Dr Les King resigned from the 21-member Advisory Council on the Misuse of Drugs, saying Home Secretary Alan Johnson had denied Professor Nutt's right to "freedom of expression".
He was followed by Marion Walker, the council representative from the Royal Pharmaceutical Society. There were predictions last night that more departures would follow.
Professor Nutt was forced to resign on Friday after he had repeatedly criticised the Government for ignoring scientific evidence on drugs presented by the council which he chaired. Over the weekend, he predicted there would be further resignations and said most members were "extremely angry" over what had happened. He added that the position of scientists on the council was "untenable".
The row was sparked by Professor Nutt's comments that ecstasy and LSD were less harmful than alcohol and cigarettes. He also criticised the decision to upgrade cannabis to class B. He has returned several times to these themes in public statements, to the increasing irritation of ministers.
Dr King, former head of the Home Office's Drugs Intelligence Unit, said: "Professor Nutt may be an adviser but he's still got the right to say what he likes. That was being denied."

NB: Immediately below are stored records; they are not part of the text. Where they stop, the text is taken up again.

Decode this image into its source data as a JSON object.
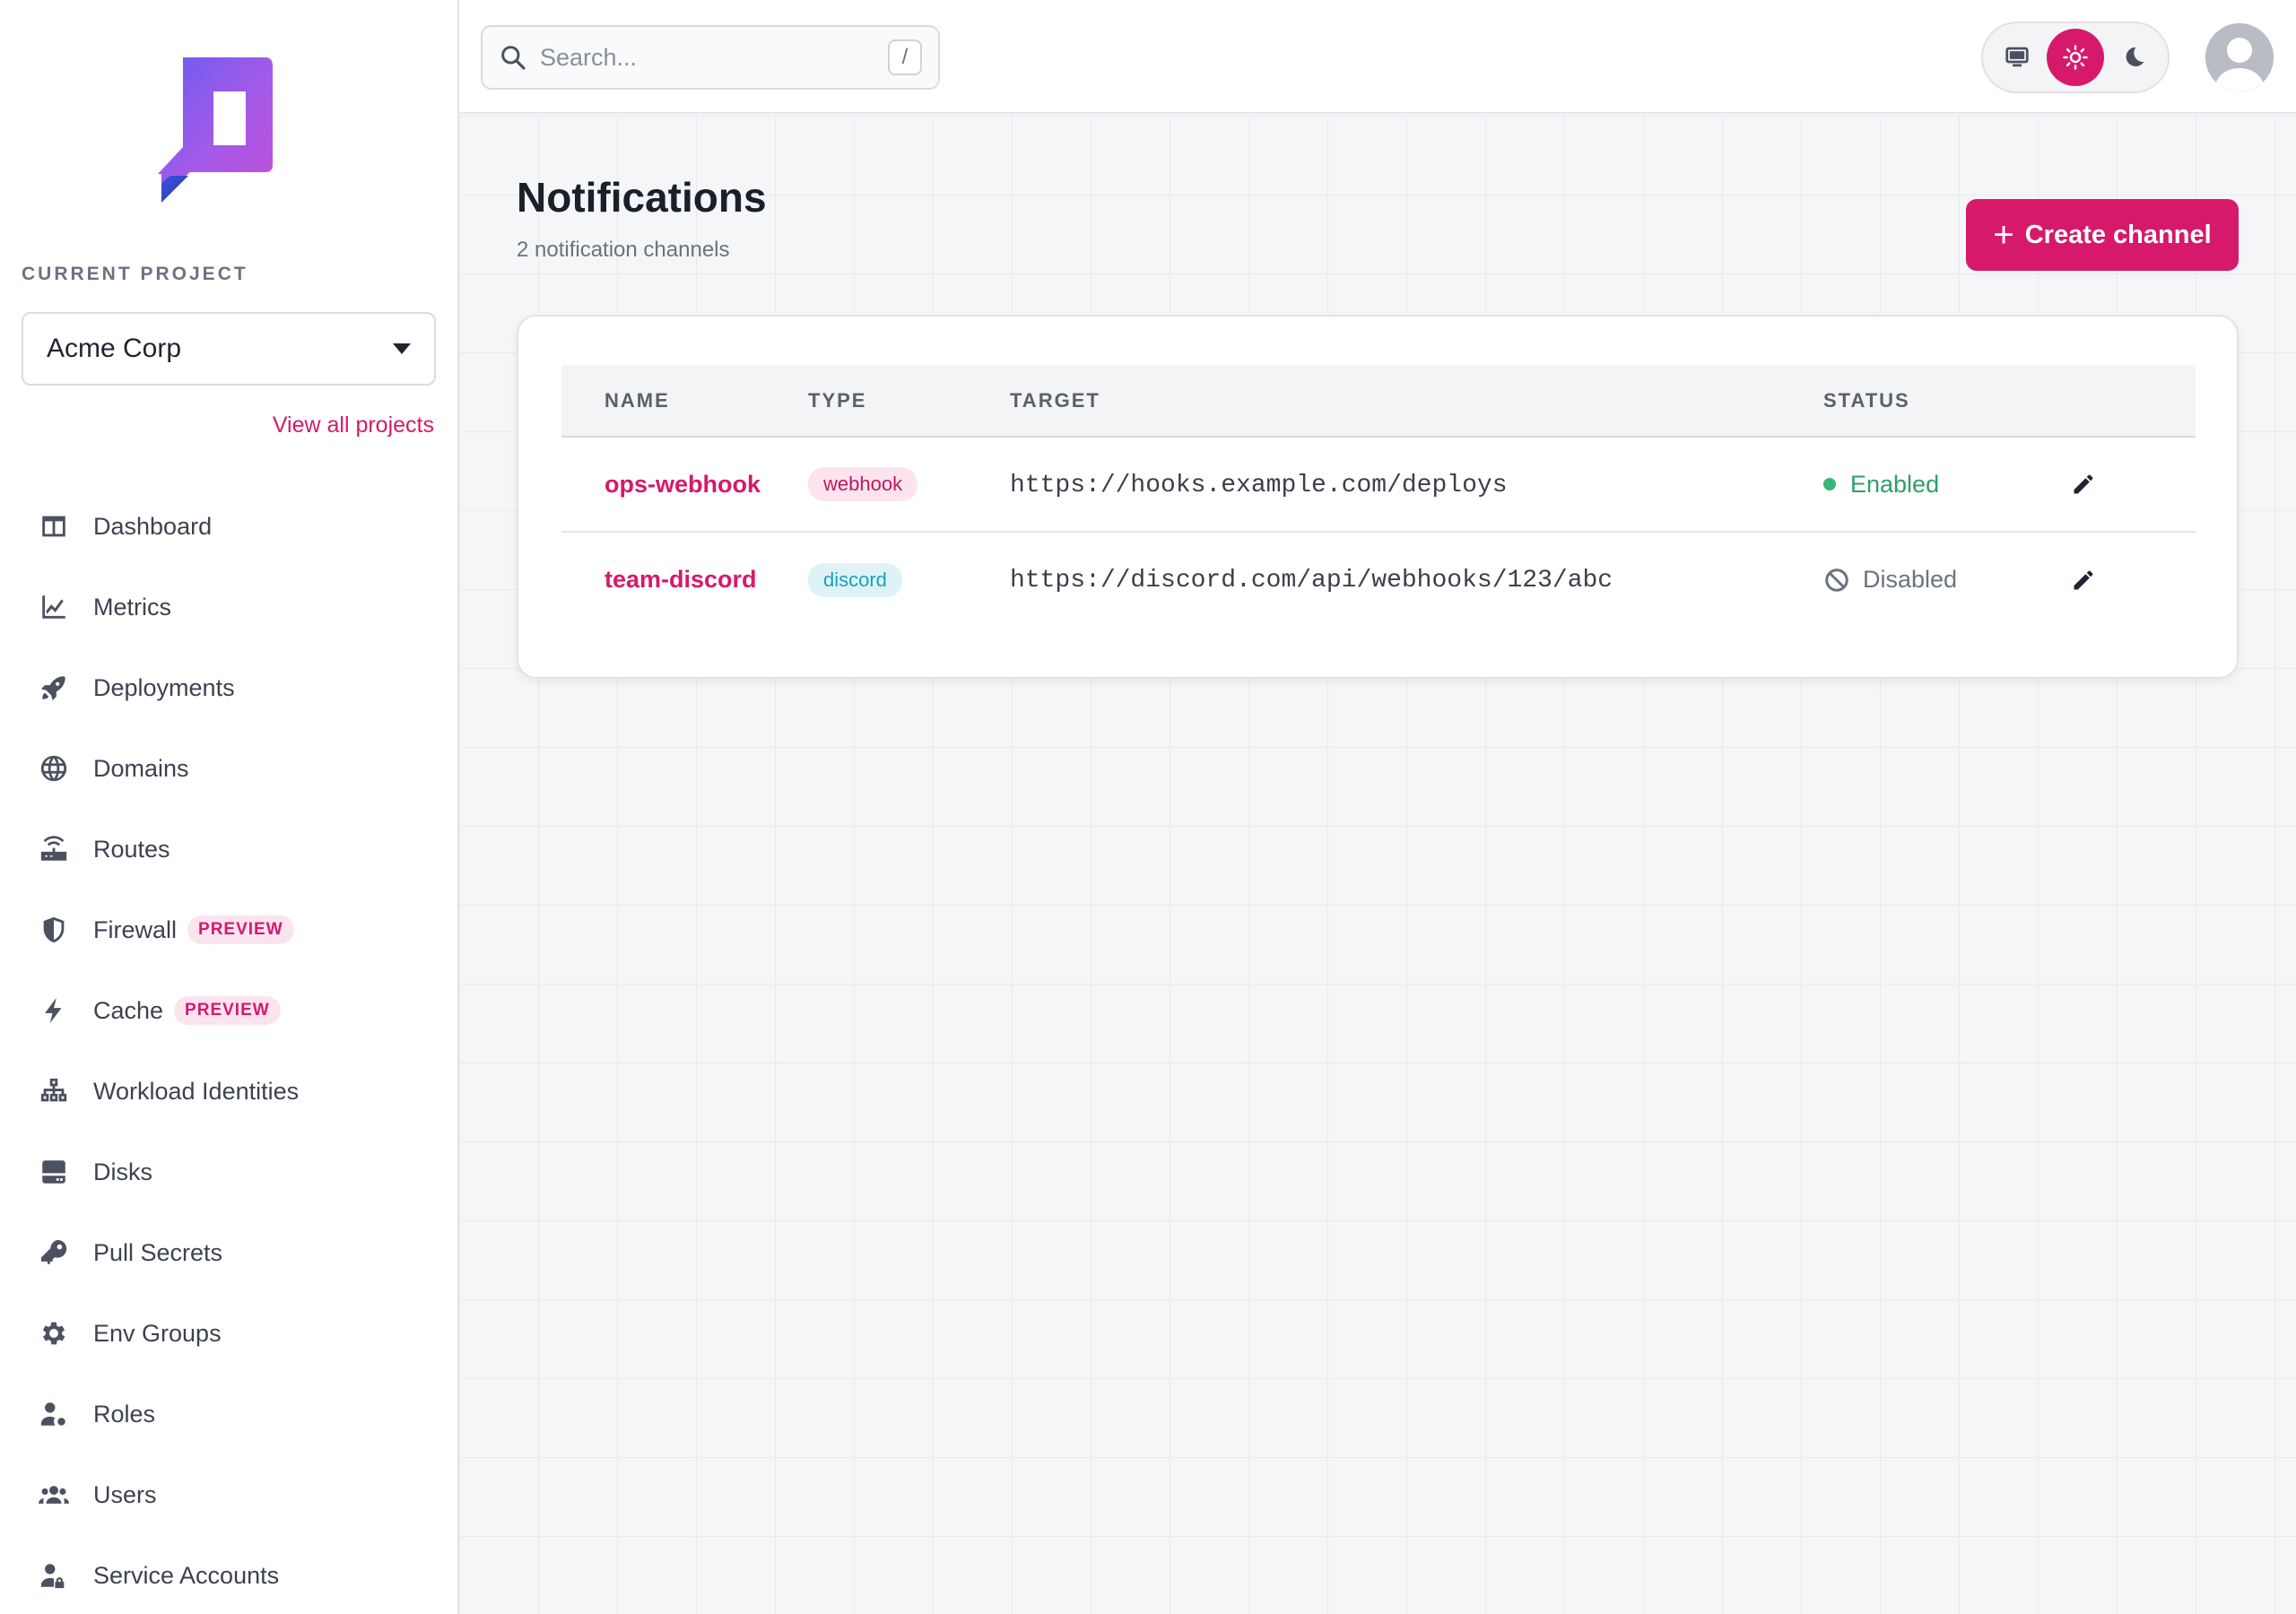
{
  "sidebar": {
    "section_label": "CURRENT PROJECT",
    "project": "Acme Corp",
    "view_all": "View all projects",
    "nav": [
      {
        "label": "Dashboard",
        "icon": "dashboard-icon"
      },
      {
        "label": "Metrics",
        "icon": "chart-line-icon"
      },
      {
        "label": "Deployments",
        "icon": "rocket-icon"
      },
      {
        "label": "Domains",
        "icon": "globe-icon"
      },
      {
        "label": "Routes",
        "icon": "router-icon"
      },
      {
        "label": "Firewall",
        "icon": "shield-icon",
        "badge": "PREVIEW"
      },
      {
        "label": "Cache",
        "icon": "bolt-icon",
        "badge": "PREVIEW"
      },
      {
        "label": "Workload Identities",
        "icon": "network-icon"
      },
      {
        "label": "Disks",
        "icon": "disk-icon"
      },
      {
        "label": "Pull Secrets",
        "icon": "key-icon"
      },
      {
        "label": "Env Groups",
        "icon": "gear-icon"
      },
      {
        "label": "Roles",
        "icon": "user-role-icon"
      },
      {
        "label": "Users",
        "icon": "users-icon"
      },
      {
        "label": "Service Accounts",
        "icon": "user-lock-icon"
      }
    ]
  },
  "topbar": {
    "search_placeholder": "Search...",
    "search_shortcut": "/",
    "theme_options": [
      "system",
      "light",
      "dark"
    ],
    "theme_active": "light"
  },
  "main": {
    "title": "Notifications",
    "subtitle": "2 notification channels",
    "create_label": "Create channel",
    "table": {
      "headers": {
        "name": "NAME",
        "type": "TYPE",
        "target": "TARGET",
        "status": "STATUS"
      },
      "rows": [
        {
          "name": "ops-webhook",
          "type": "webhook",
          "target": "https://hooks.example.com/deploys",
          "status": "Enabled"
        },
        {
          "name": "team-discord",
          "type": "discord",
          "target": "https://discord.com/api/webhooks/123/abc",
          "status": "Disabled"
        }
      ]
    }
  },
  "colors": {
    "accent": "#d6196b",
    "enabled": "#2e9f69",
    "webhook_badge_bg": "#fce4ef",
    "discord_badge_bg": "#dff3f6"
  }
}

The Government had the right to reject the council's advice but its attitude towards the council had changed "very recently". The council was being forced to operate to a "pre-defined political agenda", he said.
"It's being asked to rubber stamp a pre-determined position. If sufficient members do resign, the committee will no longer be able to operate."
Lord Winston, the Labour peer and broadcaster and renowned former fertility specialist, said yesterday he was "very surprised and disappointed" at Mr Johnson's decision to sack Professsor Nutt. He accused the Government of a "knee-jerk" reaction and warned it would be ignored if it gave advice to the public that did not take account of scientists' opinions.
Defending his decision to sack Professor Nutt, Mr Johnson said he had "crossed a line" from providing advice to political lobbying. "You can do one or the other. You can't do both," he said.
Liberal Democrat science spokesman Dr Evan Harris said he had spoken to a number of scientists over the weekend. He said: "I fear there will be many more resignations unless the Government acts to restore confidence among its independent scientific advisers."
Sir Liam Donaldson, the Government's Chief Medical Officer, appeared to lend support to Mr Johnson's view when he told BBC TV's Andrew Marr show that Professor Nutt's situation had been "very controversial".
"These things are best sorted out behind the scenes so that the Government and their advisers can go to the public with a united front," he said.
Another member of the advisory council told The Independent: "It is tempting to make a rushed decision or a hasty public statement. But it is best in these situations to step back and take a breather."